[Start of section]

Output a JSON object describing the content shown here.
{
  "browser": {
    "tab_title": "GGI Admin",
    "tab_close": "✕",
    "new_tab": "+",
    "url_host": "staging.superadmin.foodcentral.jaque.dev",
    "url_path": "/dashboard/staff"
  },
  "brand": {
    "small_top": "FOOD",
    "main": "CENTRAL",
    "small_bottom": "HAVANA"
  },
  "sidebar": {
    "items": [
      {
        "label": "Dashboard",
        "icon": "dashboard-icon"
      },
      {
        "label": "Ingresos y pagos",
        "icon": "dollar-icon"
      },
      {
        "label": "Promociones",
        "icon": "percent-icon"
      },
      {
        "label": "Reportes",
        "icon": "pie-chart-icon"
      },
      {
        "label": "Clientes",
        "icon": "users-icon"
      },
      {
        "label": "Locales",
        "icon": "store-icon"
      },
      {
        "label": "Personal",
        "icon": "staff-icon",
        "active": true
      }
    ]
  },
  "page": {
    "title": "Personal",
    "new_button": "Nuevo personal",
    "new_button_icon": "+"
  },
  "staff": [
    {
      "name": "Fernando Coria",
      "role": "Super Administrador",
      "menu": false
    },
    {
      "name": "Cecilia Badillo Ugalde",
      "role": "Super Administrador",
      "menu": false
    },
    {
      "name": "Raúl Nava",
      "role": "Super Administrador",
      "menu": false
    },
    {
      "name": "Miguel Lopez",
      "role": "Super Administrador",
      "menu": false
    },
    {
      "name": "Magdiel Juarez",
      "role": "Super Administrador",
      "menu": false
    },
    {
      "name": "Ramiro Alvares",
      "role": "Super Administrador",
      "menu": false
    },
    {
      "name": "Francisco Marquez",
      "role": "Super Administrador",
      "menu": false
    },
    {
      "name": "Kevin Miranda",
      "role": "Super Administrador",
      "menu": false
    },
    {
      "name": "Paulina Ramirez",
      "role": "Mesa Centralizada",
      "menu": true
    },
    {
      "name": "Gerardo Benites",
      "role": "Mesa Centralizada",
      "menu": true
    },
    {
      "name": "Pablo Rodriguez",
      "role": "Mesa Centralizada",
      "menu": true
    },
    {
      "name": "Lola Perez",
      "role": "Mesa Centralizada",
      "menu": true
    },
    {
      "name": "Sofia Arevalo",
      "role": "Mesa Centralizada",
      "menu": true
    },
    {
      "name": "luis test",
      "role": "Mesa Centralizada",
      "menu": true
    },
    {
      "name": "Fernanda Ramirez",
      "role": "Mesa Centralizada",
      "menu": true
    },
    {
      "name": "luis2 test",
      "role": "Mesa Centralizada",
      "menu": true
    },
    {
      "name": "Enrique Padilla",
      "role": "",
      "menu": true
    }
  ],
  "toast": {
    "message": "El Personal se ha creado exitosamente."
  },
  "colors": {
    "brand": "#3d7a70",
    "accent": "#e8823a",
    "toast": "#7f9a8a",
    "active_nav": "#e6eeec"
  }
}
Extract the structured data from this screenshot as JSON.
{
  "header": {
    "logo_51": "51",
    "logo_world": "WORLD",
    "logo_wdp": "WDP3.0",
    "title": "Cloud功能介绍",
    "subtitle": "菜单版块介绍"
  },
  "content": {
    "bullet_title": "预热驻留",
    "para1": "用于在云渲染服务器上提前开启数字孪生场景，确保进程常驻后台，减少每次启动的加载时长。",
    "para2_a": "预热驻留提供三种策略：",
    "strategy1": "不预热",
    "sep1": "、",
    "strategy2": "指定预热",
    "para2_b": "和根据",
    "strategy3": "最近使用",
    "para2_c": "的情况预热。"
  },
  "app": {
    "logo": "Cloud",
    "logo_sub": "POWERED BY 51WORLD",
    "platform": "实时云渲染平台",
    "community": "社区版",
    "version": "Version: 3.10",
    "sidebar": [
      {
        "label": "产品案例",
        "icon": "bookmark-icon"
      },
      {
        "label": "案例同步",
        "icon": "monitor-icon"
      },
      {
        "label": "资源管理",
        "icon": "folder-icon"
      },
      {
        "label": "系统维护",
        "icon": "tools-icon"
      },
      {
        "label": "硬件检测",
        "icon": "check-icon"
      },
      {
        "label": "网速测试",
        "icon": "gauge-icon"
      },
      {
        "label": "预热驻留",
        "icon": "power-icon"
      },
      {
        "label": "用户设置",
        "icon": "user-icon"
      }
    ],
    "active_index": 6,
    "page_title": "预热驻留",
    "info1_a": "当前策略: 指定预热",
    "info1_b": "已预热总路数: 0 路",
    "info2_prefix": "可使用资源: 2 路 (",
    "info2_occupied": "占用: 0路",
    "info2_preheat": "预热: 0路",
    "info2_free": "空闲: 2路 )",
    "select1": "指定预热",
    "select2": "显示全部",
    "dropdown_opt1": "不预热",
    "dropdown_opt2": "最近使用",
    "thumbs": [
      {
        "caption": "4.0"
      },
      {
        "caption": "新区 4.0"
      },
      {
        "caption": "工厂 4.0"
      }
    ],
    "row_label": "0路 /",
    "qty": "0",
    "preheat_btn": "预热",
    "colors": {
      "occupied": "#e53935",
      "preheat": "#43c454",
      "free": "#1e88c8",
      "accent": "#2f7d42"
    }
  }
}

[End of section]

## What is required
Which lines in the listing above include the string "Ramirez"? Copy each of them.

## Written reply
      "name": "Paulina Ramirez",
      "name": "Fernanda Ramirez",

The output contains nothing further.